Computational approaches to study splicing regulation in development and disease

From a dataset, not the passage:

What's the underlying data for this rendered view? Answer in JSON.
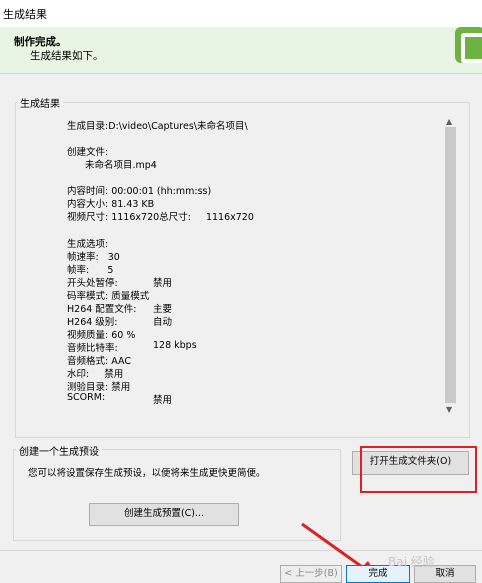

Alternative splicing is an elaborately regulated co-/post-transcriptional process that dramatically expands the diversity and complexity of the eukaryotic transcriptome and proteome. A coordinated cell type-specific alternative splicing network is essential for cell-fate determination and tissue-identity acquisition. Defects in splicing machinery, including the cis-acting elements and trans-acting factors, can result in extensive aberrant splicing, which has been implicated in a wide range of human diseases, especially cancers and neurological disorders. Large-scale RNA sequencing (RNA-seq) data accumulated in public repositories or generated by consortium projects provide an unprecedented resource for more comprehensive elucidation on splicing regulation in development and disease. In the meantime, it also posed new challenges for the development of computational tools on faster profiling and more precise interpretation of the alternative splicing. The first part of the dissertation presents rMATS-turbo, referring to rMATS 4.0.1 or above, an ultra-fast computational tool for alternative splicing analysis in a time- and memory-efficient manner. We provide two major application scenarios of rMATS-turbo to demonstrate its capability for straightforward and fast splicing analysis. Firstly, we described a single-command differential splicing analysis between two cell lines, yielding a robust identification of splicing alterations, including those derived from novel splice sites. Secondly, we demonstrated the workflow for comprehensive profiling of splicing landscape using 1,019 RNA-seq datasets (18.58 T base) from the Cancer Cell Line Encyclopedia. Benchmarks of time and memory consumption revealed that rMATS-turbo still performs well even with increasing read depth or sample size. These results illustrated the ultra-fast nature of rMATS-turbo, which makes it a useful tool for splicing analysis on large-scale RNA-seq data. In the second and third parts of the dissertation, we exploited rMATS-turbo and other computational approaches to study the dynamics and regulation of splicing in tissue development and disease. In the second part, we sought to evaluate how alternative splicing, under the control of RNA binding proteins (RBPs), affects cell fate commitment during induced osteogenic differentiation of human bone marrow-derived multipotent stem/stromal progenitor cells (MSPCs). Our analysis revealed temporal coordination between widespread alternative splicing changes and RBP expression alterations. We also developed a new computational platform to screen key RBPs during development using time-course RNA-seq data. Nine RBPs were identified as potential key splicing regulators during osteogenic differentiation. Perturbation of two candidate RBPs, KHDRBS3 and CPEB2 inhibited MSPC osteogenesis in vitro, validating our computational prediction of “driver” RBPs. In the third part of the dissertation, inspired by previous studies implying a linkage of PRMT9 with splicing and brain development, we aimed to unravel the direct molecular, cellular, and pathological contributions of PRMT9 on neurological disorders. First, we showed that the autosomal recessive intellectual disability-associated variant, PRMT9 G189R, cannot catalyze SF3B2 methylation on R508 (R508me2s) and is extremely unstable. We also demonstrated that Prmt9 conditional KO in excitatory neurons resulted in impairment of learning, memory, and maturation of functional synapses in mice. Transcriptomic analysis discovered widespread splicing alterations, but no steady-state gene expression changes in KO mice, which indicates that alternative splicing independently defines the brain-specific transcriptome in Prmt9 KO mice. Moreover, genes with splicing changes were enriched in neuron- and synapse-related pathways. All of those findings indicated a PRMT9-SF3B2-splicing-synapse regulatory cascade linking PRMT9 with brain development. Finally, a working model was proposed that PRMT9-mediated SF3B2 R508me2s regulates splicing through 3’ splice site competition by altering SF3B2/pre-mRNA interaction. Overall, this work clarified the molecular, cellular, and functional contributions of PRMT9 and also deepened our insights into the splicing regulations in the pathogenesis of intellectual disability and related disorders.